Assigned task:
Which lines of the data below include the string "Wyszukaj"? Return each of them.

[Dataset rows for apps and sites]
►
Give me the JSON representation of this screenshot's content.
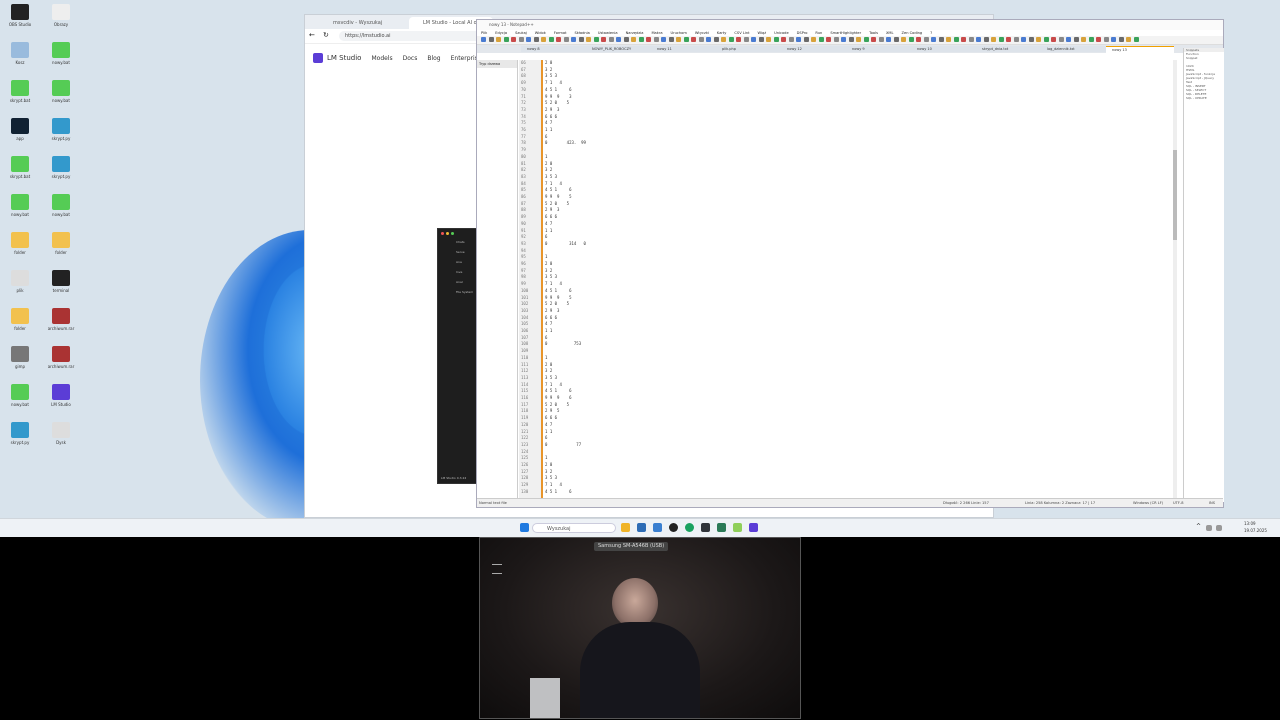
{
  "desktop": {
    "icons": [
      {
        "label": "OBS Studio",
        "color": "#222"
      },
      {
        "label": "Obrazy",
        "color": "#eee"
      },
      {
        "label": "Kosz",
        "color": "#9bd"
      },
      {
        "label": "nowy.bat",
        "color": "#5c5"
      },
      {
        "label": "skrypt.bat",
        "color": "#5c5"
      },
      {
        "label": "nowy.bat",
        "color": "#5c5"
      },
      {
        "label": "app",
        "color": "#123"
      },
      {
        "label": "skrypt.py",
        "color": "#39c"
      },
      {
        "label": "skrypt.bat",
        "color": "#5c5"
      },
      {
        "label": "skrypt.py",
        "color": "#39c"
      },
      {
        "label": "nowy.bat",
        "color": "#5c5"
      },
      {
        "label": "nowy.bat",
        "color": "#5c5"
      },
      {
        "label": "folder",
        "color": "#f2c14e"
      },
      {
        "label": "folder",
        "color": "#f2c14e"
      },
      {
        "label": "plik",
        "color": "#ddd"
      },
      {
        "label": "terminal",
        "color": "#222"
      },
      {
        "label": "folder",
        "color": "#f2c14e"
      },
      {
        "label": "archiwum.rar",
        "color": "#a33"
      },
      {
        "label": "gimp",
        "color": "#777"
      },
      {
        "label": "archiwum.rar",
        "color": "#a33"
      },
      {
        "label": "nowy.bat",
        "color": "#5c5"
      },
      {
        "label": "LM Studio",
        "color": "#5b3dd6"
      },
      {
        "label": "skrypt.py",
        "color": "#39c"
      },
      {
        "label": "Dysk",
        "color": "#ddd"
      }
    ]
  },
  "browser": {
    "tabs": [
      "msvcdiv - Wyszukaj",
      "LM Studio - Local AI on your"
    ],
    "url": "https://lmstudio.ai",
    "site": {
      "brand": "LM Studio",
      "nav": [
        "Models",
        "Docs",
        "Blog",
        "Enterprise"
      ]
    }
  },
  "darkapp": {
    "items": [
      "Chats",
      "Serve",
      "Ana",
      "Inve",
      "Anal",
      "File System"
    ],
    "footer": "LM Studio 0.3.24"
  },
  "npp": {
    "title": "nowy 13 - Notepad++",
    "menu": [
      "Plik",
      "Edycja",
      "Szukaj",
      "Widok",
      "Format",
      "Składnia",
      "Ustawienia",
      "Narzędzia",
      "Makra",
      "Uruchom",
      "Wtyczki",
      "Karty",
      "CSV Lint",
      "Wiąż",
      "Unicode",
      "DSPro",
      "Run",
      "SmartHighlighter",
      "Tools",
      "XML",
      "Zen Coding",
      "?"
    ],
    "doc_tabs": [
      "nowy 8",
      "NOWY_PLIK_ROBOCZY",
      "nowy 11",
      "plik.php",
      "nowy 12",
      "nowy 9",
      "nowy 10",
      "skrypt_dnia.txt",
      "log_dziennik.txt",
      "nowy 13"
    ],
    "left_panel_label": "Tryp drzewa",
    "right_panel_title": "Snippets",
    "right_panel_lines": [
      "Function",
      "Snippet",
      "",
      "1024",
      "HSML",
      "JavaScript - funkcja",
      "JavaScript - JQuery",
      "Test",
      "SQL - INSERT",
      "SQL - SELECT",
      "SQL - DELETE",
      "SQL - UPDATE"
    ],
    "lines": [
      {
        "n": "66",
        "t": "2 0"
      },
      {
        "n": "67",
        "t": "3 2"
      },
      {
        "n": "68",
        "t": "3 5 3"
      },
      {
        "n": "69",
        "t": "7 1   4"
      },
      {
        "n": "70",
        "t": "4 5 1     6"
      },
      {
        "n": "71",
        "t": "9 9  9    3"
      },
      {
        "n": "72",
        "t": "5 2 0    5"
      },
      {
        "n": "73",
        "t": "2 9  3"
      },
      {
        "n": "74",
        "t": "6 6 6"
      },
      {
        "n": "75",
        "t": "4 7"
      },
      {
        "n": "76",
        "t": "1 1"
      },
      {
        "n": "77",
        "t": "6"
      },
      {
        "n": "78",
        "t": "0        423.  99"
      },
      {
        "n": "79",
        "t": ""
      },
      {
        "n": "80",
        "t": "1"
      },
      {
        "n": "81",
        "t": "2 0"
      },
      {
        "n": "82",
        "t": "3 2"
      },
      {
        "n": "83",
        "t": "3 5 3"
      },
      {
        "n": "84",
        "t": "7 1   4"
      },
      {
        "n": "85",
        "t": "4 5 1     6"
      },
      {
        "n": "86",
        "t": "9 9  9    5"
      },
      {
        "n": "87",
        "t": "5 2 0    5"
      },
      {
        "n": "88",
        "t": "2 9  3"
      },
      {
        "n": "89",
        "t": "6 6 6"
      },
      {
        "n": "90",
        "t": "4 7"
      },
      {
        "n": "91",
        "t": "1 1"
      },
      {
        "n": "92",
        "t": "6"
      },
      {
        "n": "93",
        "t": "0         314   0"
      },
      {
        "n": "94",
        "t": ""
      },
      {
        "n": "95",
        "t": "1"
      },
      {
        "n": "96",
        "t": "2 0"
      },
      {
        "n": "97",
        "t": "3 2"
      },
      {
        "n": "98",
        "t": "3 5 3"
      },
      {
        "n": "99",
        "t": "7 1   4"
      },
      {
        "n": "100",
        "t": "4 5 1     6"
      },
      {
        "n": "101",
        "t": "9 9  9    5"
      },
      {
        "n": "102",
        "t": "5 2 0    5"
      },
      {
        "n": "103",
        "t": "2 9  3"
      },
      {
        "n": "104",
        "t": "6 6 6"
      },
      {
        "n": "105",
        "t": "4 7"
      },
      {
        "n": "106",
        "t": "1 1"
      },
      {
        "n": "107",
        "t": "6"
      },
      {
        "n": "108",
        "t": "0           753"
      },
      {
        "n": "109",
        "t": ""
      },
      {
        "n": "110",
        "t": "1"
      },
      {
        "n": "111",
        "t": "2 0"
      },
      {
        "n": "112",
        "t": "3 2"
      },
      {
        "n": "113",
        "t": "3 5 3"
      },
      {
        "n": "114",
        "t": "7 1   4"
      },
      {
        "n": "115",
        "t": "4 5 1     6"
      },
      {
        "n": "116",
        "t": "9 9  9    6"
      },
      {
        "n": "117",
        "t": "5 2 0    5"
      },
      {
        "n": "118",
        "t": "2 9  5"
      },
      {
        "n": "119",
        "t": "6 6 6"
      },
      {
        "n": "120",
        "t": "4 7"
      },
      {
        "n": "121",
        "t": "1 1"
      },
      {
        "n": "122",
        "t": "6"
      },
      {
        "n": "123",
        "t": "0            77"
      },
      {
        "n": "124",
        "t": ""
      },
      {
        "n": "125",
        "t": "1"
      },
      {
        "n": "126",
        "t": "2 0"
      },
      {
        "n": "127",
        "t": "3 2"
      },
      {
        "n": "128",
        "t": "3 5 3"
      },
      {
        "n": "129",
        "t": "7 1   4"
      },
      {
        "n": "130",
        "t": "4 5 1     6"
      }
    ],
    "status_left": "Normal text file",
    "status_mid": "Długość: 2 266    Linie: 157",
    "status_pos": "Linia: 258    Kolumna: 2    Zaznacz: 17 | 17",
    "status_eol": "Windows (CR LF)",
    "status_enc": "UTF-8",
    "status_ins": "INS"
  },
  "taskbar": {
    "search_placeholder": "Wyszukaj",
    "time": "13:09",
    "date": "19.07.2025"
  },
  "webcam": {
    "label": "Samsung SM-A546B (USB)"
  }
}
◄
Written solution:
      "msvcdiv - Wyszukaj",
    "search_placeholder": "Wyszukaj",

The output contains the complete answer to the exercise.